Monday, 2 July 2012

Romany Day - I was away with the Gypsies!

On Saturday (30 June) I went with a supply of my three books to 'Romany Day', held at the Rural Life Centre in Tilford, a fascinating outdoors museum near Farnham, Surrey, well-worth a visit any time.

This was a day for building bridges between Romany Gypsies and non-Gypsies. The sun shone – and the wind blew. Those of us with anything light enough to fly away had a constant battle with sporadic gusts that would suddenly remove stands, papers, balloons and books; even a gazebo took to the air at one point. I see now why ‘flyers’ are called just that!
Everything keeping still at this moment!!
There was a relaxed and friendly atmosphere with a wide variety of things going on, from the Fire Service’s dramatic demonstrations of a fire within a van and its extinguishment, (fire being a major potential hazard on many Travellers' sites); to a group of weavers and spinners from Guildford – not Gypsies, but people with an active interest in traditional skills.
The younger generation of Romany Gypsies were making them-selves seen and heard through a mix of street-dance and country and western music in the barn opposite my post; lovely youngsters showing the talent, enthusiasm and hard work that result in a polished ('Diversity' style) performance. This was far removed from traditional shanties or step-dancing, but shows that time does not stand still and tastes move on.

It was quite a social occasion. I made some new friends and saw some old ones: Ann, who works tirelessly for her community, a matriarchal looking Gypsy I know in old-style dress; wagon builder and painter, Peter Ingram, whom I visited years ago when I began research for No Gypsies Served; Jake Bowers, the well-known Romani journalist now turned blacksmith. I overheard someone congratulating him and shaking him by the hand for speaking up on TV on behalf of Romany people against the Channel 4 Big Fat Gypsy Weddings. I saw John Hockley, Chair of the Surrey Gypsy Traveller Community Relations Forum and West Surrey Rural Communities Officer, who gave my speech for me at the launch of No Gypsies Served when I lost my voice. He said how much he enjoyed Shades of Appley Green. A loyal fan!! Elsewhere there was the tantalising smell of bacon pudding cooking (as referred to in Gypsies Stop tHere!).

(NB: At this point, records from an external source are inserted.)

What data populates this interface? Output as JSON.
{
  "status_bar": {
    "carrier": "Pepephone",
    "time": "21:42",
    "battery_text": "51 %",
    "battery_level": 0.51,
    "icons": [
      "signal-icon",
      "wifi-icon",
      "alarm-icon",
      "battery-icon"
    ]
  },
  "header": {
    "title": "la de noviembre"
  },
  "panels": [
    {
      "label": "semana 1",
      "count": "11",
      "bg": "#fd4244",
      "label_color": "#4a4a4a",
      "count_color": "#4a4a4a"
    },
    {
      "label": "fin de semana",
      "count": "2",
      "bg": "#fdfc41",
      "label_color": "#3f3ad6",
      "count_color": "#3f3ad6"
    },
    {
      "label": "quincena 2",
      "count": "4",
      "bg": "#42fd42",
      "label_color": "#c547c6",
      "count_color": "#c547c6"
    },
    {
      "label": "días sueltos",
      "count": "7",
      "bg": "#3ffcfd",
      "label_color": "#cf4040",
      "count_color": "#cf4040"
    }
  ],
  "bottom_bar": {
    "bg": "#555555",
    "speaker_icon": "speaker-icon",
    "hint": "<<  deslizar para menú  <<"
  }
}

I also met up with people from the Romany Family History Society; the ladies from the Rural Life Centre bookshop; and curators from Bourne Hall Museum and Surrey Heritage in Woking, who I think were the main organisers.

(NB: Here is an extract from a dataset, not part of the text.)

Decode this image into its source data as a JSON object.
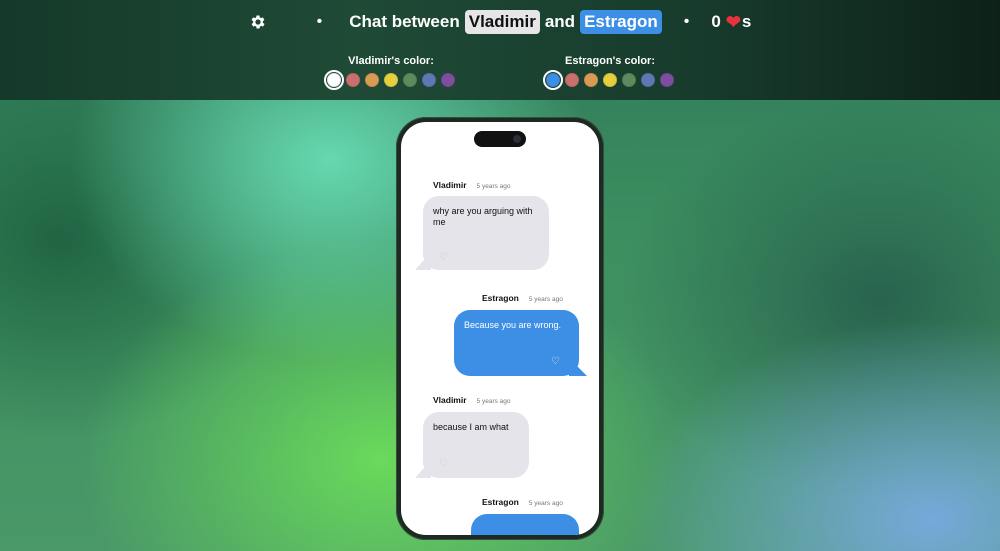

Thanks to Surrey Heritage Centre, the Musem in Woking,
 for allowing me to show you some
of their wonderful photographs on their stand.

 A lovely day!  Hope you can be there next time.


  1. Sounds like a wonderful day Miriam! Thanks for sharing with us!

  2. Thanks for this post, Miriam. Wonderful!

  3. Hi Miriam
    Sounds like a lovely day - great that your writing and your life are in sync!
    Ali B

  4. Looks like you had a wonderful day, reconnecting with folks you met during the research process and have turned into loyal fans. Well done, you!

  5. Fascinating post, great photos, thanks for sharing. I admire your passion! xx

  6. Looks like a fab day! Wish I was there ....

  7. Fascinating post and I loved the photos. Check out Jess Smith on Facebook. she's from the travelling community and lives in Perthshire. She's a lovely woman and has written non-fiction on the traveller lifestyle as well as fiction. I've met her several times at conferences and other things. I think you'd like her.

  8. Thanks for that Chris - I hope to be her friend!